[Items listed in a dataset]
::::

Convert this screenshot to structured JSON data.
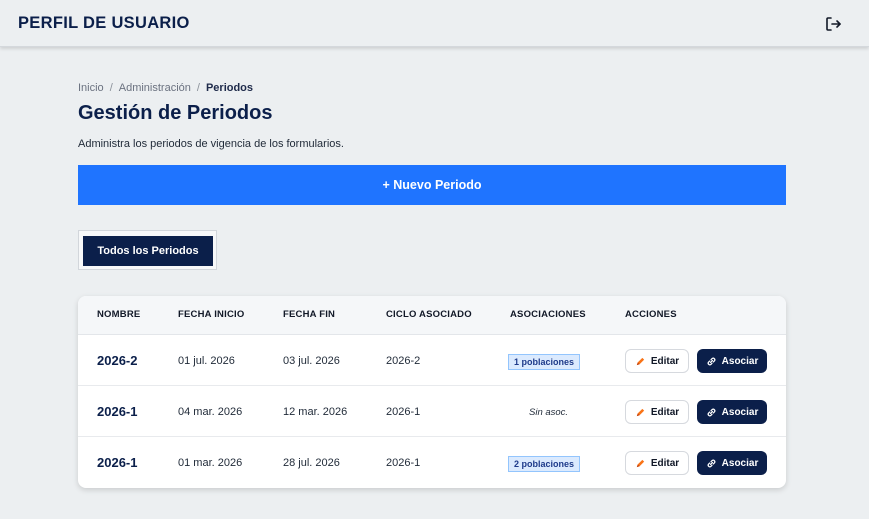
{
  "header": {
    "title": "PERFIL DE USUARIO",
    "logout_icon": "logout-icon"
  },
  "breadcrumb": {
    "items": [
      "Inicio",
      "Administración",
      "Periodos"
    ],
    "separator": "/"
  },
  "page": {
    "title": "Gestión de Periodos",
    "description": "Administra los periodos de vigencia de los formularios.",
    "new_button": "+ Nuevo Periodo",
    "filter_button": "Todos los Periodos"
  },
  "table": {
    "headers": [
      "NOMBRE",
      "FECHA INICIO",
      "FECHA FIN",
      "CICLO ASOCIADO",
      "ASOCIACIONES",
      "ACCIONES"
    ],
    "rows": [
      {
        "name": "2026-2",
        "start": "01 jul. 2026",
        "end": "03 jul. 2026",
        "cycle": "2026-2",
        "assoc": "1 poblaciones",
        "assoc_type": "badge",
        "edit": "Editar",
        "associate": "Asociar"
      },
      {
        "name": "2026-1",
        "start": "04 mar. 2026",
        "end": "12 mar. 2026",
        "cycle": "2026-1",
        "assoc": "Sin asoc.",
        "assoc_type": "text",
        "edit": "Editar",
        "associate": "Asociar"
      },
      {
        "name": "2026-1",
        "start": "01 mar. 2026",
        "end": "28 jul. 2026",
        "cycle": "2026-1",
        "assoc": "2 poblaciones",
        "assoc_type": "badge",
        "edit": "Editar",
        "associate": "Asociar"
      }
    ]
  },
  "colors": {
    "primary": "#1f74ff",
    "navy": "#0b1f4a",
    "background": "#eceff1",
    "badge_bg": "#dbeafe",
    "edit_icon": "#f97316"
  }
}
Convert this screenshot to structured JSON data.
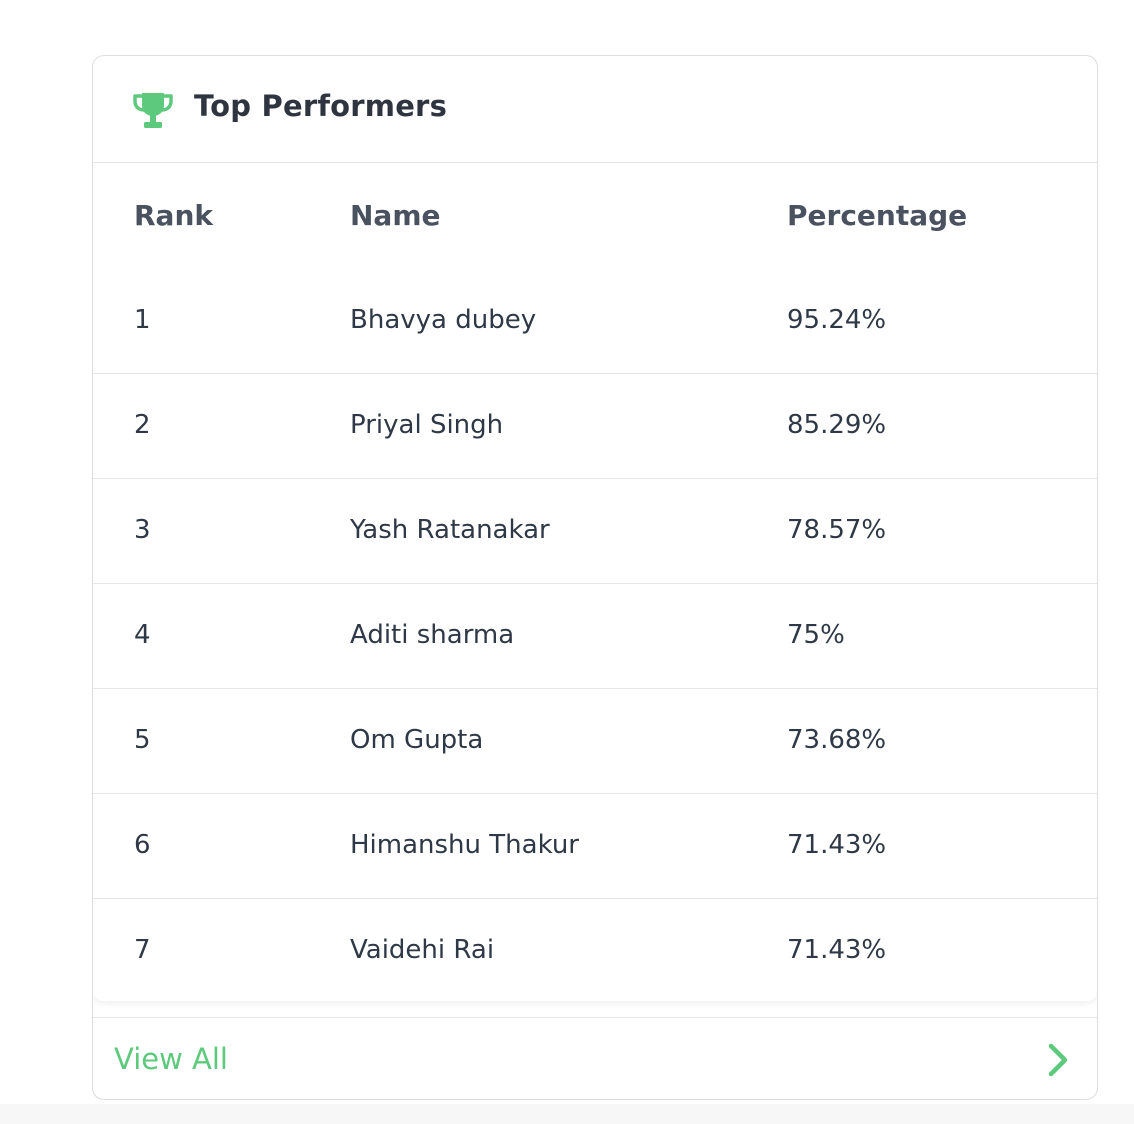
{
  "card": {
    "title": "Top Performers",
    "icon": "trophy-icon",
    "accent_color": "#5dc97c"
  },
  "table": {
    "headers": {
      "rank": "Rank",
      "name": "Name",
      "percentage": "Percentage"
    },
    "rows": [
      {
        "rank": "1",
        "name": "Bhavya dubey",
        "percentage": "95.24%"
      },
      {
        "rank": "2",
        "name": "Priyal Singh",
        "percentage": "85.29%"
      },
      {
        "rank": "3",
        "name": "Yash Ratanakar",
        "percentage": "78.57%"
      },
      {
        "rank": "4",
        "name": "Aditi sharma",
        "percentage": "75%"
      },
      {
        "rank": "5",
        "name": "Om Gupta",
        "percentage": "73.68%"
      },
      {
        "rank": "6",
        "name": "Himanshu Thakur",
        "percentage": "71.43%"
      },
      {
        "rank": "7",
        "name": "Vaidehi Rai",
        "percentage": "71.43%"
      }
    ]
  },
  "footer": {
    "view_all_label": "View All",
    "icon": "chevron-right-icon"
  }
}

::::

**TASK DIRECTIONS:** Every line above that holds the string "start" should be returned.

**ANSWER BOX:**
        "start": "01 jul. 2026",
        "start": "04 mar. 2026",
        "start": "01 mar. 2026",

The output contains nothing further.